African farmers, exporters missing out on cashew wealth opportunities, UNCTAD reports
April 19, 2021419 views0 comments
Africa produces more than half of the world’s raw cashews but the continent has been unable to leverage on its processing capacity due to its negligible number of industries, missing out on opportunities offered by rising global demand.
This assertion was made by the United Nations Conference on Trade and Development (UNCTAD) in a recent report titled: Commodities at a Glance: Special issue on cashew nuts.
In the report, UNCTAD noted that the leading cashew producing countries of African rarely process the crop at a significant scale,retaining only a small share of the value created as the nut travels from the farm to store.
“About 90 per cent of the raw cashew nuts traded in the global market are grown in western and eastern African nations. After Côte d’Ivoire, the leading cashew producers are Tanzania, Nigeria, Benin, Guinea-Bissau, Mozambique and Ghana,” UNCTAD confirmed.
The report further averred that between 2000 and 2018, world trade in raw cashew nuts more than doubled to 2.1 billion kilograms with African producers led by Côte d’Ivoire accounting for almost two-thirds of the growth but the continent’s farmers and exporters receive only a fraction of the final retail price. the report said, highlighting

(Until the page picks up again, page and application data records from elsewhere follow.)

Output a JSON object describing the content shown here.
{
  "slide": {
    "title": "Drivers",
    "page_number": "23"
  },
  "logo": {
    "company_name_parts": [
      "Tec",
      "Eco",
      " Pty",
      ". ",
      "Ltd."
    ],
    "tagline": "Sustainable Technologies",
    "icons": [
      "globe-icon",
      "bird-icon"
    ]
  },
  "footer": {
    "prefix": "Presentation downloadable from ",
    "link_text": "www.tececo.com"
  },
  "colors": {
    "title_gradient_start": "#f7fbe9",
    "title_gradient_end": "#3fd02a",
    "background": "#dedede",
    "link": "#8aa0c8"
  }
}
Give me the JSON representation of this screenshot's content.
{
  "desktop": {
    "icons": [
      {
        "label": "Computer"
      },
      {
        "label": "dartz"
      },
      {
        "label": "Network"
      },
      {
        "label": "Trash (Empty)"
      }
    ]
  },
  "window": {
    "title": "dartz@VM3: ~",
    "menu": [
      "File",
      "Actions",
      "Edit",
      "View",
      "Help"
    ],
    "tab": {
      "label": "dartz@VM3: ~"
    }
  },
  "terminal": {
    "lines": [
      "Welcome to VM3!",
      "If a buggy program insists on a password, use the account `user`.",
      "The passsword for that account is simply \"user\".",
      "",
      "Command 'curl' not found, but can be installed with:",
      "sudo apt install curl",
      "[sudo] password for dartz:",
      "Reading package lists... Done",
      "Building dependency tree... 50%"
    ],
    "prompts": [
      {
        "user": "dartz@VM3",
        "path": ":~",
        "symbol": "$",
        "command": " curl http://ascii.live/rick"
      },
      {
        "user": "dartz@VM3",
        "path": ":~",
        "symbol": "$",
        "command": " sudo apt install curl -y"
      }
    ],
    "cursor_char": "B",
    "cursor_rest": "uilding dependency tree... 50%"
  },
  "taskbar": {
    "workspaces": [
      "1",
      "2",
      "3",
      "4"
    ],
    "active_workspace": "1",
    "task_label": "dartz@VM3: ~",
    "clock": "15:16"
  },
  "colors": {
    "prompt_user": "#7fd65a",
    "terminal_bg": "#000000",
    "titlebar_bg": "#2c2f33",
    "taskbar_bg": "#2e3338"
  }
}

Reacting to the state of Africa’s cashew production and trade, Miho Shirotori,head of trade negotiations and commercial diplomacy remarked that irrespective of the fact that cashews are a source of income for an estimated three million smallholder farmers in Africa, African farmers, exporters and workers are missing out on a wealth of opportunities resulting in the market being dominated by Europe and North America where 60 per cent of traded kernels are roasted, salted, packaged for final consumption, thereby adding more value to the commodity and generate more wealth in the cashew value chain compared to African farmers/producers.
The UNCTAD report called for a policy environment in Africa that enables cashew processors to operate with competitive transformation costs and facilitate access to the main export markets.
It also recommended policies that would strengthen African countries’ productive capacities which include; ensuring farmers have access to quality seedlings and technological know-how, increasing training for farmers on entrepreneurship and farm management, supporting research that helps identify agricultural practices and technologies that work best in local environmental conditions and improving rural infrastructure.
The report stressed that the traceability, transparency and sustainability of food supply chains is becoming increasingly important for consumers and suppliers globally, highlighting that this could benefit African processors who source their nuts locally rather than through long supply chains.